September 19, 2017
Two years ago, the United Nations adopted the Sustainable Development Goals. Since then BASF has been actively supporting the United Nations with the implementation of the SDGs. They form the framework for sustainable management at an economic, environmental and social level. Thorsten Pinkepank, Director Sustainability Relations at BASF SE, provided insights about what has happened in the last two years since the implementation of the SDGs has started.
Thorsten Pinkepank: The goals formulated in the SDGs were to be expected as some of the issues had already been addressed by the Millennium Goals. However, what is new and remarkable – especially when looking at the current status of global politics – is, that basically all nations managed to agree on what current problems have to be actively tackled and what needs to be improved for future generations. The universality of the goals is also new: unlike the Millennium Goals, the SDGs not only apply to emerging and developing countries, but to all countries. We at BASF welcome this improvement and highly appreciate that economic growth has now been identified as a necessary contribution to sustainable development. In addition, the UN Member States have backed the cooperation with many partners: aside from NGOs and politics, this time business and companies like BASF were also involved in the formulation of the goals.
Over the past two years, the SDGs have been established as a general international framework, despite some resistance and criticism in the beginning. By now, major global corporations have started to integrate the SDGs into their strategies. However, there is still a way to go until they become known across all industries and society at large, but we can already see that politicians have intensively discussed and picked up on them. There are certain topics which require further work and the SDGs have brought these to the fore. After only two years, it becomes obvious that these goals can only be achieved if everyone works together.
The Sustainable Development Goals are not only important for companies like BASF. Networks such as the UN Global Compact or CSR Europe have recognized their significance and use them as a framework for structure activities. The German government and the EU Commission have recognized the relevance of the SDGs and use them as a reference frame. This is underpinned by the fact that the German government uses the SDGs as a guiding theme for the German Sustainable Development Strategy.
Simply said: business is crucial when it comes to achieving the goals. We need new innovations, processes and products to make a significant contribution to a sustainable future. Hunger, poverty, energy, water – these are key challenges requiring technical and business solutions in all countries. Companies have to focus and offer new products and innovations in their relevant fields of expertise.
At BASF, we contribute to the SDGs in many different ways. Besides product solutions, we also offer innovative business models in these areas I have just mentioned: for example, the idea behind our Starting Ventures Program is to provide people whose basic needs are not currently met with entrepreneurial solutions. That way they can increase their income and quality of life for themselves. One project in Africa is geared towards providing local people with a better supply of staple food. Most of the local food is covered in fungal spores which greatly increases the health risks to the population. BASF supports the local people by providing them with a simple food additive to increase the quality of the food and binds the fungal spores. In the same way, we support innovative ideas which deal with water treatment and the desalination of sea water to ensure a reliable source of potable water.
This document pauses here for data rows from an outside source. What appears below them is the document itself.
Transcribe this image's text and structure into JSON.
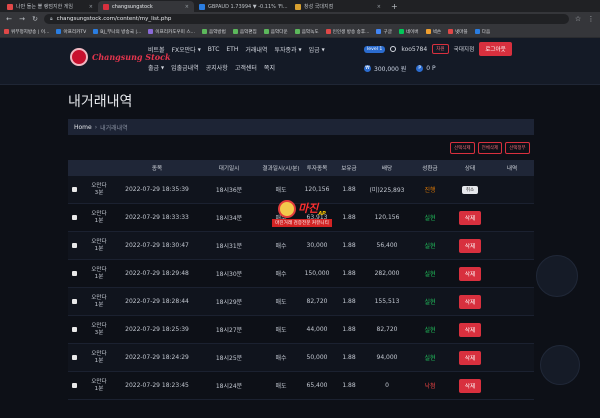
{
  "browser": {
    "tabs": [
      {
        "title": "나만 돌는 뽈 랭덤지한 게임",
        "active": false,
        "color": "#e04848"
      },
      {
        "title": "changsungstock",
        "active": true,
        "color": "#d8303e"
      },
      {
        "title": "GBPAUD 1.73994 ▼ -0.11% 'Fi...",
        "active": false,
        "color": "#2a7de1"
      },
      {
        "title": "창성 국대지점",
        "active": false,
        "color": "#d8a030"
      }
    ],
    "url": "changsungstock.com/content/my_list.php",
    "bookmarks": [
      {
        "label": "위부정지방송 | 이...",
        "color": "#e04848"
      },
      {
        "label": "아프리카TV",
        "color": "#2a7de1"
      },
      {
        "label": "BJ_부나의 방송국 |...",
        "color": "#2a7de1"
      },
      {
        "label": "이프리카도우미 스...",
        "color": "#8a6ad8"
      },
      {
        "label": "음악방법",
        "color": "#5cb85c"
      },
      {
        "label": "음악편집",
        "color": "#5cb85c"
      },
      {
        "label": "음악다운",
        "color": "#5cb85c"
      },
      {
        "label": "음악녹도",
        "color": "#5cb85c"
      },
      {
        "label": "인인생 방송 송후...",
        "color": "#e04848"
      },
      {
        "label": "구글",
        "color": "#4285f4"
      },
      {
        "label": "네이버",
        "color": "#03c75a"
      },
      {
        "label": "넥슨",
        "color": "#f0a030"
      },
      {
        "label": "넷마블",
        "color": "#e04848"
      },
      {
        "label": "다음",
        "color": "#2a7de1"
      }
    ]
  },
  "header": {
    "logo_text": "Changsung Stock",
    "nav_row1": [
      "비트볼",
      "FX오만다",
      "BTC",
      "ETH",
      "거래내역",
      "투자종과",
      "입금"
    ],
    "nav_row1_caret": [
      false,
      true,
      false,
      false,
      false,
      true,
      true
    ],
    "nav_row2": [
      "출금",
      "입출금내역",
      "공지사항",
      "고객센터",
      "쪽지"
    ],
    "nav_row2_caret": [
      true,
      false,
      false,
      false,
      false
    ],
    "level": "level 1",
    "username": "koo5784",
    "badge": "차원",
    "country": "국대지점",
    "logout": "로그아웃",
    "balance": "300,000 원",
    "points": "0 P"
  },
  "page": {
    "title": "내거래내역",
    "breadcrumb_home": "Home",
    "breadcrumb_sep": "›",
    "breadcrumb_current": "내거래내역",
    "filters": [
      "선택삭제",
      "전체삭제",
      "선택정부"
    ]
  },
  "table": {
    "headers": [
      "",
      "종목",
      "대기일시",
      "결과일시(시/분)",
      "투자종목",
      "보유금",
      "배당",
      "성환금",
      "상태",
      "내역"
    ],
    "rows": [
      {
        "round": [
          "오만다",
          "3분"
        ],
        "time": "2022-07-29 18:35:39",
        "result": "18시36분",
        "pick": "매도",
        "amount": "120,156",
        "odds": "1.88",
        "payout": "(미)225,893",
        "status": "진행",
        "status_class": "st-prog",
        "action": "취소"
      },
      {
        "round": [
          "오만다",
          "1분"
        ],
        "time": "2022-07-29 18:33:33",
        "result": "18시34분",
        "pick": "매수",
        "amount": "63,913",
        "odds": "1.88",
        "payout": "120,156",
        "status": "실현",
        "status_class": "st-win",
        "action": "삭제"
      },
      {
        "round": [
          "오만다",
          "1분"
        ],
        "time": "2022-07-29 18:30:47",
        "result": "18시31분",
        "pick": "매수",
        "amount": "30,000",
        "odds": "1.88",
        "payout": "56,400",
        "status": "실현",
        "status_class": "st-win",
        "action": "삭제"
      },
      {
        "round": [
          "오만다",
          "1분"
        ],
        "time": "2022-07-29 18:29:48",
        "result": "18시30분",
        "pick": "매수",
        "amount": "150,000",
        "odds": "1.88",
        "payout": "282,000",
        "status": "실현",
        "status_class": "st-win",
        "action": "삭제"
      },
      {
        "round": [
          "오만다",
          "1분"
        ],
        "time": "2022-07-29 18:28:44",
        "result": "18시29분",
        "pick": "매도",
        "amount": "82,720",
        "odds": "1.88",
        "payout": "155,513",
        "status": "실현",
        "status_class": "st-win",
        "action": "삭제"
      },
      {
        "round": [
          "오만다",
          "3분"
        ],
        "time": "2022-07-29 18:25:39",
        "result": "18시27분",
        "pick": "매도",
        "amount": "44,000",
        "odds": "1.88",
        "payout": "82,720",
        "status": "실현",
        "status_class": "st-win",
        "action": "삭제"
      },
      {
        "round": [
          "오만다",
          "1분"
        ],
        "time": "2022-07-29 18:24:29",
        "result": "18시25분",
        "pick": "매수",
        "amount": "50,000",
        "odds": "1.88",
        "payout": "94,000",
        "status": "실현",
        "status_class": "st-win",
        "action": "삭제"
      },
      {
        "round": [
          "오만다",
          "1분"
        ],
        "time": "2022-07-29 18:23:45",
        "result": "18시24분",
        "pick": "매도",
        "amount": "65,400",
        "odds": "1.88",
        "payout": "0",
        "status": "낙첨",
        "status_class": "st-lose",
        "action": "삭제"
      }
    ]
  },
  "watermark": {
    "title": "마진",
    "title_suffix": "AP",
    "subtitle": "마진거래 검증전문 커뮤니티"
  }
}
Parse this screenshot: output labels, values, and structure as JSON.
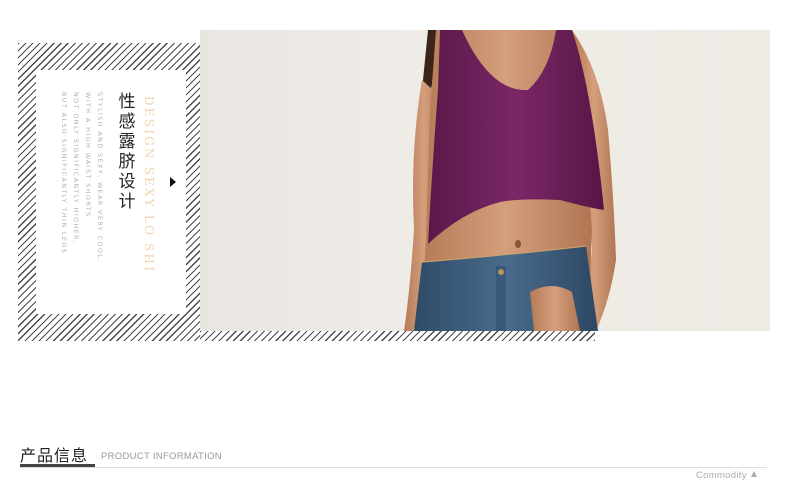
{
  "banner": {
    "zh_title": "性感露脐设计",
    "en_title": "DESIGN SEXY LO SHI",
    "en_copy_lines": [
      "STYLISH AND SEXY, WEAR VERY COOL,",
      "WITH A HIGH WAIST SHORTS",
      "NOT ONLY SIGNIFICANTLY HIGHER,",
      "BUT ALSO SIGNIFICANTLY THIN LEGS"
    ],
    "photo": "model-wearing-purple-crop-top-and-denim-shorts"
  },
  "section": {
    "title_zh": "产品信息",
    "title_en": "PRODUCT INFORMATION",
    "commodity_label": "Commodity"
  },
  "colors": {
    "accent_peach": "#f0d3b0",
    "hatch": "#4a4a4a",
    "top_purple": "#6b1f5a",
    "denim": "#3d5c7d"
  }
}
It is difficult to predict to which extent the Sustainable Development Goals will be fulfilled by 2030. Most likely topics addressed by the SDGs will never be fully completed. However, for the sustainable future of generations to come, we must actively address those issues in short, but also the long-term. One thing is clear: Sustainability is a journey that never ends. New challenges will always ask for new answers – and this really is a big endeavor.